## What you are asked to do
The entries that follow need to be printed exactly as they are, minus any pictures.

[Entries from a dataset of interfaces]
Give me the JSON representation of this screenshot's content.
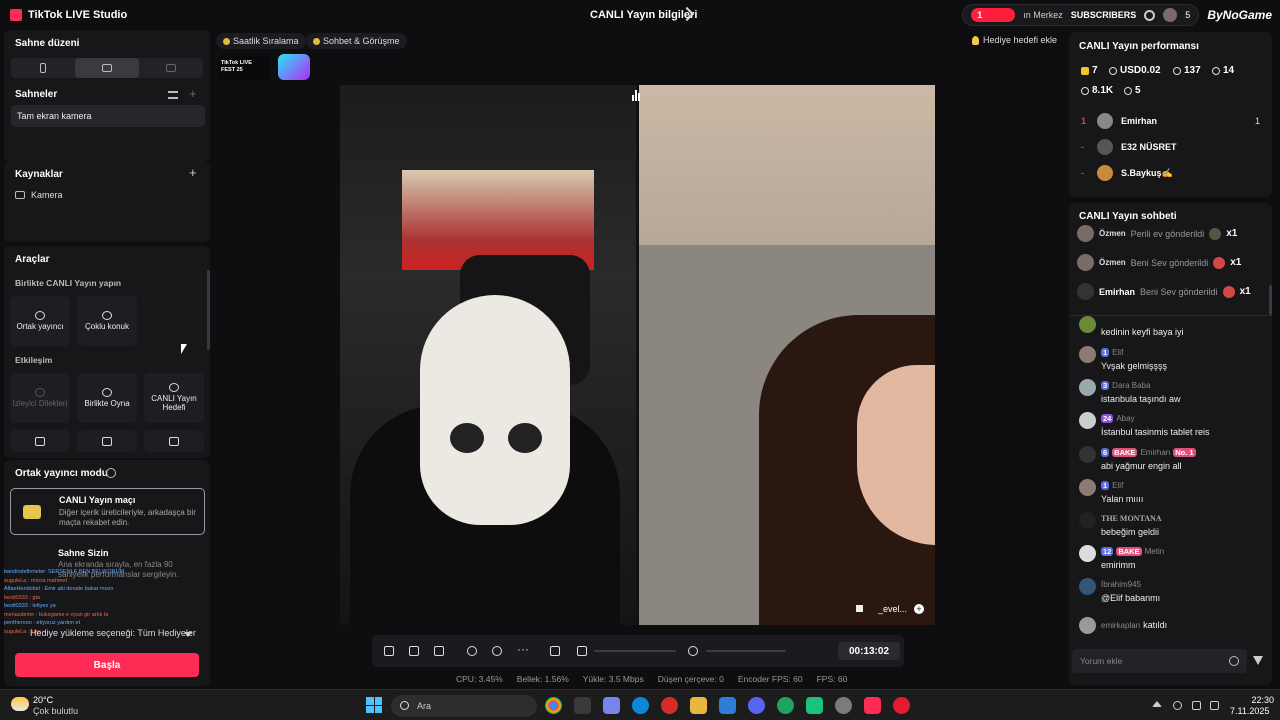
{
  "titlebar": {
    "app_name": "TikTok LIVE Studio",
    "window_title": "CANLI Yayın bilgileri",
    "notification_count": "1",
    "help_center": "ın Merkez",
    "subscribers_label": "SUBSCRIBERS",
    "subscribers_count": "5",
    "brand": "ByNoGame"
  },
  "left": {
    "scene_layout_title": "Sahne düzeni",
    "scenes_title": "Sahneler",
    "scene_item": "Tam ekran kamera",
    "sources_title": "Kaynaklar",
    "source_item": "Kamera",
    "tools_title": "Araçlar",
    "collab_title": "Birlikte CANLI Yayın yapın",
    "tools_collab": [
      {
        "label": "Ortak yayıncı",
        "icon": "link-icon"
      },
      {
        "label": "Çoklu konuk",
        "icon": "users-icon"
      }
    ],
    "interaction_title": "Etkileşim",
    "tools_interaction": [
      {
        "label": "İzleyici Dilekleri",
        "icon": "wish-icon"
      },
      {
        "label": "Birlikte Oyna",
        "icon": "play-together-icon"
      },
      {
        "label": "CANLI Yayın Hedefi",
        "icon": "goal-icon"
      }
    ],
    "cohost_mode_title": "Ortak yayıncı modu",
    "mode_card_title": "CANLI Yayın maçı",
    "mode_card_desc": "Diğer içerik üreticileriyle, arkadaşça bir maçta rekabet edin.",
    "mode2_title": "Sahne Sizin",
    "mode2_desc": "Ana ekranda sırayla, en fazla 90 saniyelik performanslar sergileyin.",
    "overlay_chat": [
      "bandindefirmeler: SERSENLE BEN BELIYORUM",
      "suguleLa : mircia mahmet",
      "AlfaeHendobel : Emir abi donate bakar mısın",
      "bestl0333 : gta",
      "bestl0333 : lettyez ya",
      "meriazdemir : bukegame e oyun gir artık la",
      "pentheroon : etiyoruz yardım et",
      "suguleLa : luxx"
    ],
    "gift_filter": "Hediye yükleme seçeneği: Tüm Hediyeler",
    "start_button": "Başla"
  },
  "center": {
    "chip_hourly": "Saatlik Sıralama",
    "chip_chat": "Sohbet & Görüşme",
    "fest_logo": "TikTok LIVE FEST 25",
    "gift_goal": "Hediye hedefi ekle",
    "guest_name": "_evel...",
    "timer": "00:13:02",
    "stats": {
      "cpu": "CPU: 3.45%",
      "mem": "Bellek: 1.56%",
      "upload": "Yükle: 3.5 Mbps",
      "dropped": "Düşen çerçeve: 0",
      "encoder": "Encoder FPS: 60",
      "fps": "FPS: 60"
    }
  },
  "perf": {
    "title": "CANLI Yayın performansı",
    "diamonds": "7",
    "usd": "USD0.02",
    "viewers": "137",
    "new_followers": "14",
    "likes": "8.1K",
    "gifters": "5",
    "ranking": [
      {
        "rank": "1",
        "name": "Emirhan",
        "score": "1"
      },
      {
        "rank": "-",
        "name": "E32 NÜSRET",
        "score": ""
      },
      {
        "rank": "-",
        "name": "S.Baykuş✍",
        "score": ""
      }
    ]
  },
  "chat": {
    "title": "CANLI Yayın sohbeti",
    "gift_events": [
      {
        "name": "Özmen",
        "action": "Perili ev gönderildi",
        "count": "x1"
      },
      {
        "name": "Özmen",
        "action": "Beni Sev gönderildi",
        "count": "x1"
      },
      {
        "name": "Emirhan",
        "action": "Beni Sev gönderildi",
        "count": "x1"
      }
    ],
    "messages": [
      {
        "level": "",
        "team": "",
        "user": "",
        "rank": "",
        "text": "kedinin keyfi bayа iyi"
      },
      {
        "level": "1",
        "team": "",
        "user": "Elif",
        "rank": "",
        "text": "Yvşak gelmişşşş"
      },
      {
        "level": "3",
        "team": "",
        "user": "Dara Baba",
        "rank": "",
        "text": "istanbula taşındı aw"
      },
      {
        "level": "24",
        "team": "",
        "user": "Abay",
        "rank": "",
        "text": "İstanbul tasinmis tablet reis"
      },
      {
        "level": "6",
        "team": "BAKE",
        "user": "Emirhan",
        "rank": "No. 1",
        "text": "abi yağmur engin all"
      },
      {
        "level": "1",
        "team": "",
        "user": "Elif",
        "rank": "",
        "text": "Yalan mıııı"
      },
      {
        "level": "",
        "team": "",
        "user": "THE MONTANA",
        "rank": "",
        "text": "bebeğim geldii"
      },
      {
        "level": "12",
        "team": "BAKE",
        "user": "Metin",
        "rank": "",
        "text": "emirimm"
      },
      {
        "level": "",
        "team": "",
        "user": "İbrahim945",
        "rank": "",
        "text": "@Elif babanmı"
      },
      {
        "level": "",
        "team": "",
        "user": "emirkaplan",
        "rank": "",
        "text": "katıldı"
      }
    ],
    "input_placeholder": "Yorum ekle"
  },
  "taskbar": {
    "weather_badge": "6",
    "temp": "20°C",
    "weather": "Çok bulutlu",
    "search": "Ara",
    "time": "22:30",
    "date": "7.11.2025"
  }
}
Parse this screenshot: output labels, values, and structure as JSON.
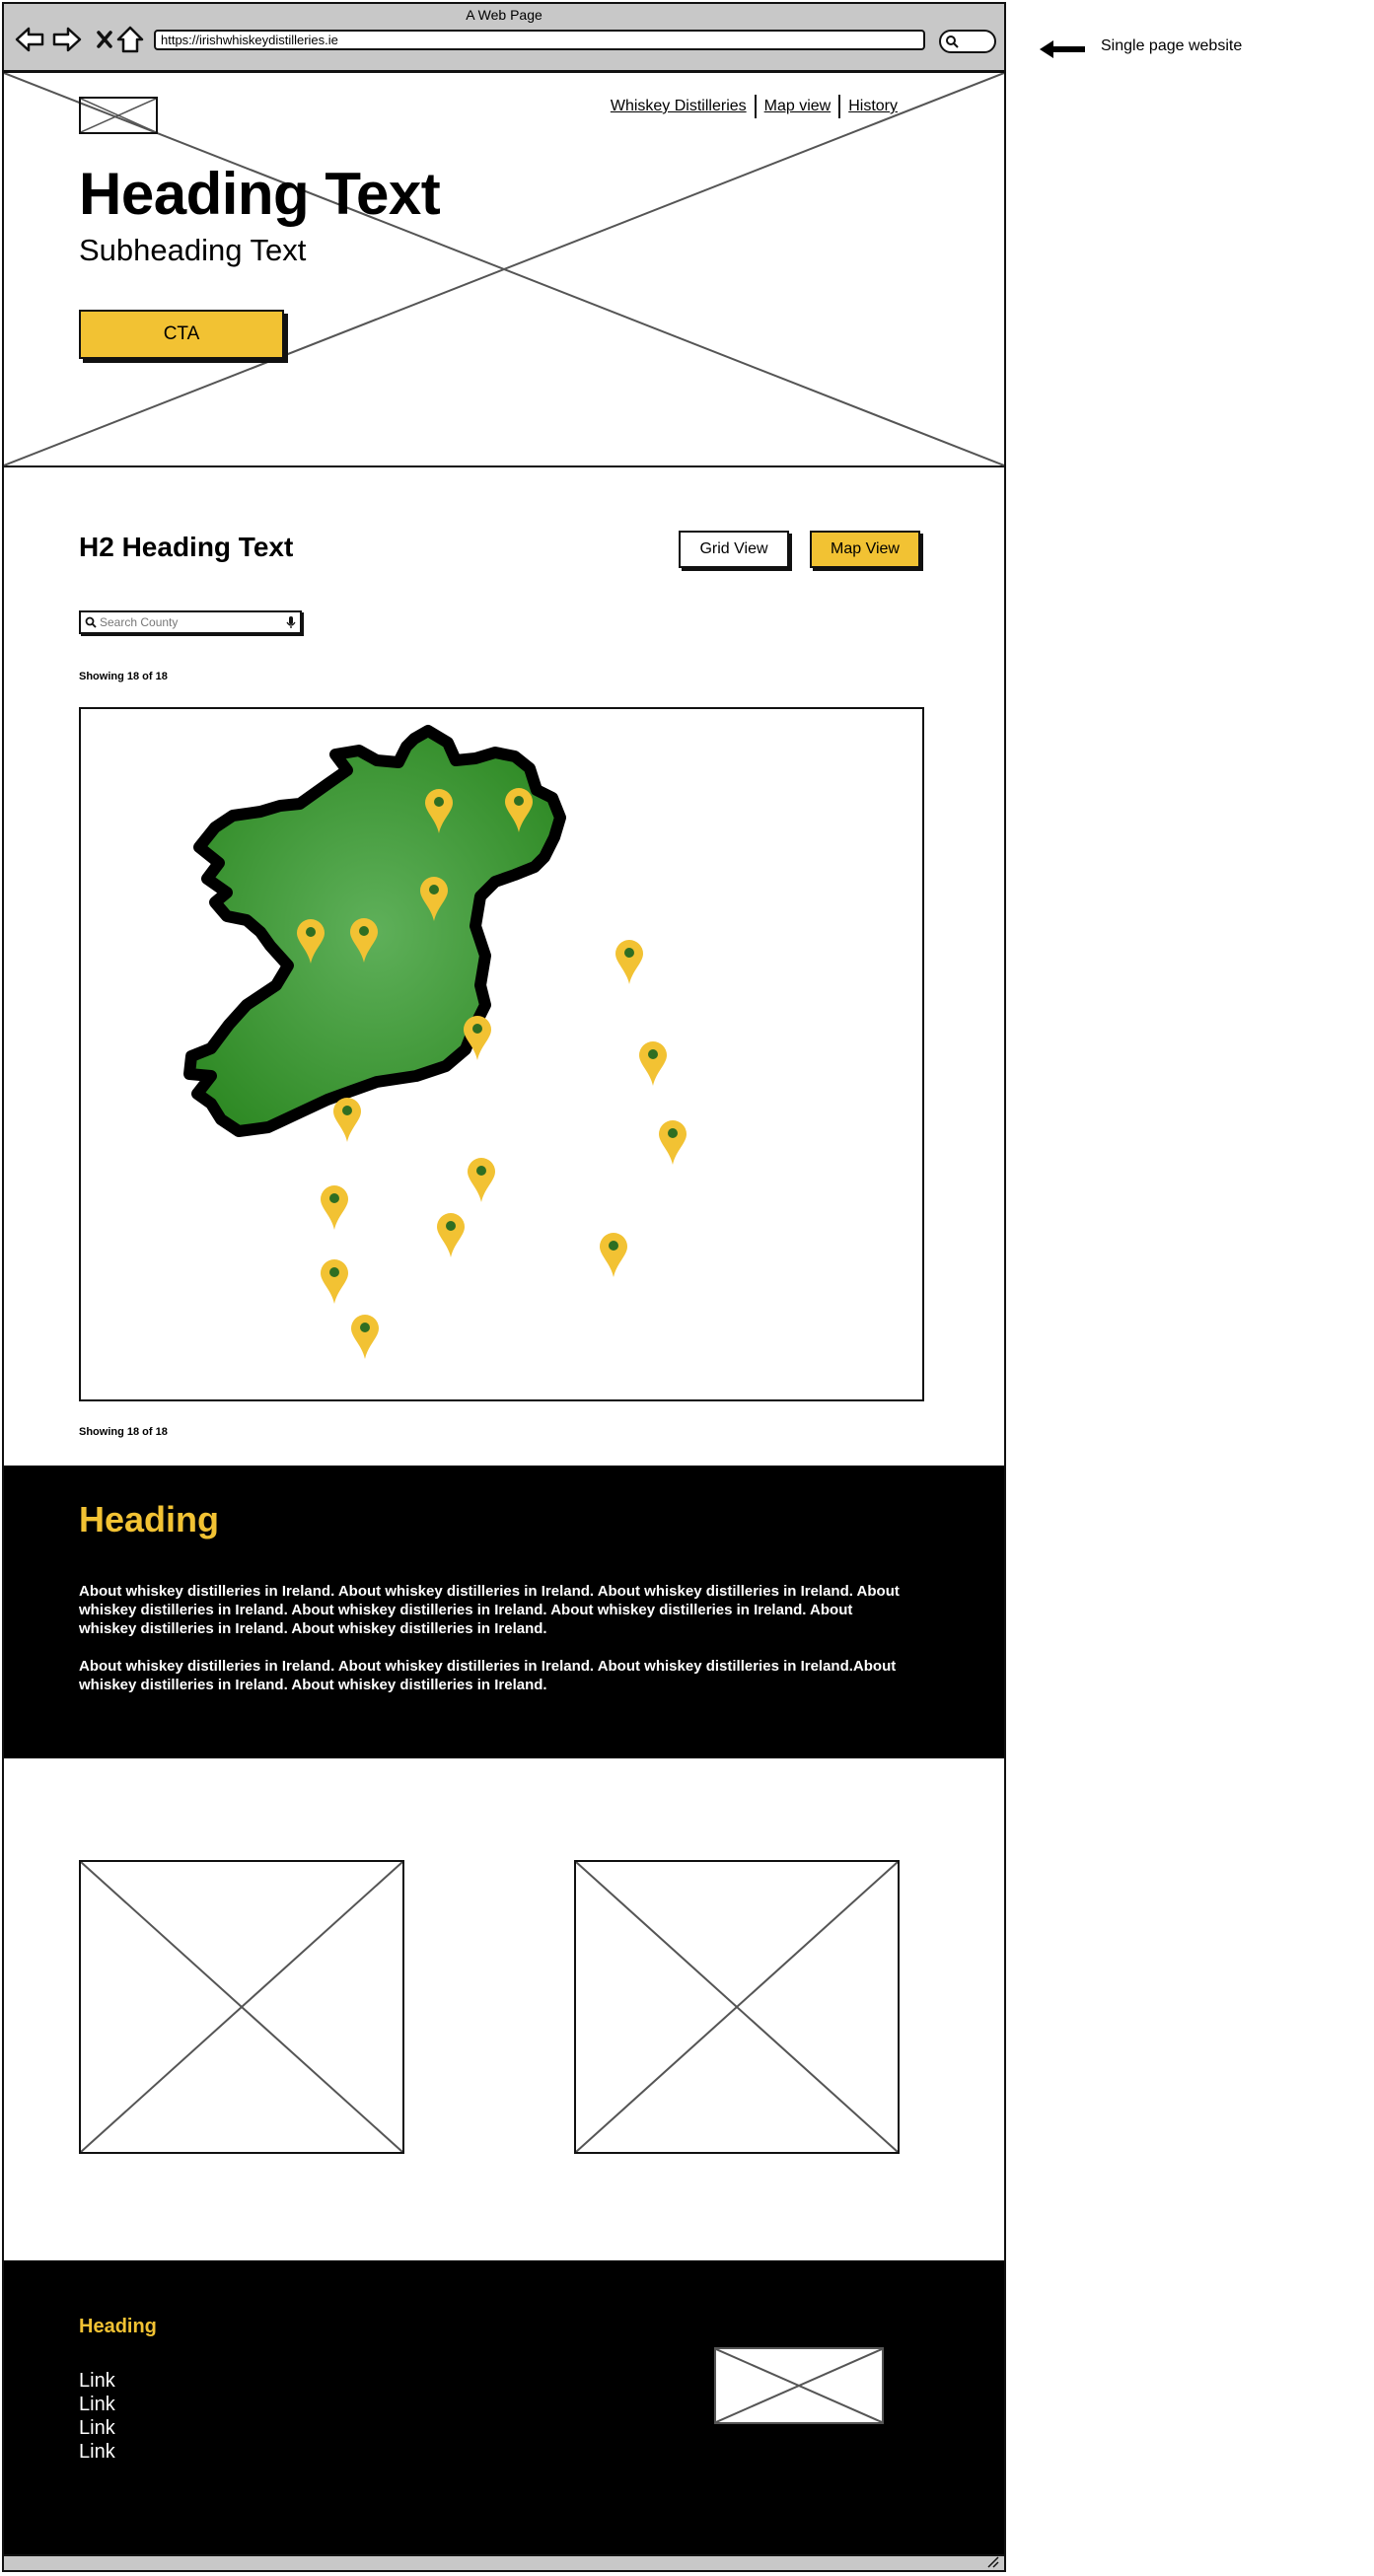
{
  "browser": {
    "window_title": "A Web Page",
    "url": "https://irishwhiskeydistilleries.ie"
  },
  "annotation": {
    "label": "Single page website"
  },
  "hero": {
    "nav_links": [
      "Whiskey Distilleries",
      "Map view",
      "History"
    ],
    "heading": "Heading Text",
    "subheading": "Subheading Text",
    "cta_label": "CTA"
  },
  "listing": {
    "heading": "H2 Heading Text",
    "grid_view_label": "Grid View",
    "map_view_label": "Map View",
    "active_view": "Map View",
    "search_placeholder": "Search County",
    "showing_top": "Showing 18 of 18",
    "showing_bottom": "Showing 18 of 18",
    "map_pin_count": 16
  },
  "about": {
    "heading": "Heading",
    "paragraph_1": "About whiskey distilleries in Ireland. About whiskey distilleries in Ireland. About whiskey distilleries in Ireland. About whiskey distilleries in Ireland. About whiskey distilleries in Ireland. About whiskey distilleries in Ireland. About whiskey distilleries in Ireland. About whiskey distilleries in Ireland.",
    "paragraph_2": "About whiskey distilleries in Ireland. About whiskey distilleries in Ireland. About whiskey distilleries in Ireland.About whiskey distilleries in Ireland. About whiskey distilleries in Ireland."
  },
  "footer": {
    "heading": "Heading",
    "links": [
      "Link",
      "Link",
      "Link",
      "Link"
    ]
  },
  "colors": {
    "accent": "#f2c233",
    "dark": "#000000",
    "map_green": "#3a8f2e",
    "chrome_gray": "#c8c8c8"
  }
}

## Worked solution
Give me the JSON representation of this screenshot's content.
{
  "titlebar": {
    "app_name": "TikTok LIVE Studio",
    "window_title": "CANLI Yayın bilgileri",
    "notification_count": "1",
    "help_center": "ın Merkez",
    "subscribers_label": "SUBSCRIBERS",
    "subscribers_count": "5",
    "brand": "ByNoGame"
  },
  "left": {
    "scene_layout_title": "Sahne düzeni",
    "scenes_title": "Sahneler",
    "scene_item": "Tam ekran kamera",
    "sources_title": "Kaynaklar",
    "source_item": "Kamera",
    "tools_title": "Araçlar",
    "collab_title": "Birlikte CANLI Yayın yapın",
    "tools_collab": [
      {
        "label": "Ortak yayıncı",
        "icon": "link-icon"
      },
      {
        "label": "Çoklu konuk",
        "icon": "users-icon"
      }
    ],
    "interaction_title": "Etkileşim",
    "tools_interaction": [
      {
        "label": "İzleyici Dilekleri",
        "icon": "wish-icon"
      },
      {
        "label": "Birlikte Oyna",
        "icon": "play-together-icon"
      },
      {
        "label": "CANLI Yayın Hedefi",
        "icon": "goal-icon"
      }
    ],
    "cohost_mode_title": "Ortak yayıncı modu",
    "mode_card_title": "CANLI Yayın maçı",
    "mode_card_desc": "Diğer içerik üreticileriyle, arkadaşça bir maçta rekabet edin.",
    "mode2_title": "Sahne Sizin",
    "mode2_desc": "Ana ekranda sırayla, en fazla 90 saniyelik performanslar sergileyin.",
    "overlay_chat": [
      "bandindefirmeler: SERSENLE BEN BELIYORUM",
      "suguleLa : mircia mahmet",
      "AlfaeHendobel : Emir abi donate bakar mısın",
      "bestl0333 : gta",
      "bestl0333 : lettyez ya",
      "meriazdemir : bukegame e oyun gir artık la",
      "pentheroon : etiyoruz yardım et",
      "suguleLa : luxx"
    ],
    "gift_filter": "Hediye yükleme seçeneği: Tüm Hediyeler",
    "start_button": "Başla"
  },
  "center": {
    "chip_hourly": "Saatlik Sıralama",
    "chip_chat": "Sohbet & Görüşme",
    "fest_logo": "TikTok LIVE FEST 25",
    "gift_goal": "Hediye hedefi ekle",
    "guest_name": "_evel...",
    "timer": "00:13:02",
    "stats": {
      "cpu": "CPU: 3.45%",
      "mem": "Bellek: 1.56%",
      "upload": "Yükle: 3.5 Mbps",
      "dropped": "Düşen çerçeve: 0",
      "encoder": "Encoder FPS: 60",
      "fps": "FPS: 60"
    }
  },
  "perf": {
    "title": "CANLI Yayın performansı",
    "diamonds": "7",
    "usd": "USD0.02",
    "viewers": "137",
    "new_followers": "14",
    "likes": "8.1K",
    "gifters": "5",
    "ranking": [
      {
        "rank": "1",
        "name": "Emirhan",
        "score": "1"
      },
      {
        "rank": "-",
        "name": "E32 NÜSRET",
        "score": ""
      },
      {
        "rank": "-",
        "name": "S.Baykuş✍",
        "score": ""
      }
    ]
  },
  "chat": {
    "title": "CANLI Yayın sohbeti",
    "gift_events": [
      {
        "name": "Özmen",
        "action": "Perili ev gönderildi",
        "count": "x1"
      },
      {
        "name": "Özmen",
        "action": "Beni Sev gönderildi",
        "count": "x1"
      },
      {
        "name": "Emirhan",
        "action": "Beni Sev gönderildi",
        "count": "x1"
      }
    ],
    "messages": [
      {
        "level": "",
        "team": "",
        "user": "",
        "rank": "",
        "text": "kedinin keyfi bayа iyi"
      },
      {
        "level": "1",
        "team": "",
        "user": "Elif",
        "rank": "",
        "text": "Yvşak gelmişşşş"
      },
      {
        "level": "3",
        "team": "",
        "user": "Dara Baba",
        "rank": "",
        "text": "istanbula taşındı aw"
      },
      {
        "level": "24",
        "team": "",
        "user": "Abay",
        "rank": "",
        "text": "İstanbul tasinmis tablet reis"
      },
      {
        "level": "6",
        "team": "BAKE",
        "user": "Emirhan",
        "rank": "No. 1",
        "text": "abi yağmur engin all"
      },
      {
        "level": "1",
        "team": "",
        "user": "Elif",
        "rank": "",
        "text": "Yalan mıııı"
      },
      {
        "level": "",
        "team": "",
        "user": "THE MONTANA",
        "rank": "",
        "text": "bebeğim geldii"
      },
      {
        "level": "12",
        "team": "BAKE",
        "user": "Metin",
        "rank": "",
        "text": "emirimm"
      },
      {
        "level": "",
        "team": "",
        "user": "İbrahim945",
        "rank": "",
        "text": "@Elif babanmı"
      },
      {
        "level": "",
        "team": "",
        "user": "emirkaplan",
        "rank": "",
        "text": "katıldı"
      }
    ],
    "input_placeholder": "Yorum ekle"
  },
  "taskbar": {
    "weather_badge": "6",
    "temp": "20°C",
    "weather": "Çok bulutlu",
    "search": "Ara",
    "time": "22:30",
    "date": "7.11.2025"
  }
}
Parse this screenshot: output labels, values, and structure as JSON.
{
  "browser": {
    "window_title": "A Web Page",
    "url": "https://irishwhiskeydistilleries.ie"
  },
  "annotation": {
    "label": "Single page website"
  },
  "hero": {
    "nav_links": [
      "Whiskey Distilleries",
      "Map view",
      "History"
    ],
    "heading": "Heading Text",
    "subheading": "Subheading Text",
    "cta_label": "CTA"
  },
  "listing": {
    "heading": "H2 Heading Text",
    "grid_view_label": "Grid View",
    "map_view_label": "Map View",
    "active_view": "Map View",
    "search_placeholder": "Search County",
    "showing_top": "Showing 18 of 18",
    "showing_bottom": "Showing 18 of 18",
    "map_pin_count": 16
  },
  "about": {
    "heading": "Heading",
    "paragraph_1": "About whiskey distilleries in Ireland. About whiskey distilleries in Ireland. About whiskey distilleries in Ireland. About whiskey distilleries in Ireland. About whiskey distilleries in Ireland. About whiskey distilleries in Ireland. About whiskey distilleries in Ireland. About whiskey distilleries in Ireland.",
    "paragraph_2": "About whiskey distilleries in Ireland. About whiskey distilleries in Ireland. About whiskey distilleries in Ireland.About whiskey distilleries in Ireland. About whiskey distilleries in Ireland."
  },
  "footer": {
    "heading": "Heading",
    "links": [
      "Link",
      "Link",
      "Link",
      "Link"
    ]
  },
  "colors": {
    "accent": "#f2c233",
    "dark": "#000000",
    "map_green": "#3a8f2e",
    "chrome_gray": "#c8c8c8"
  }
}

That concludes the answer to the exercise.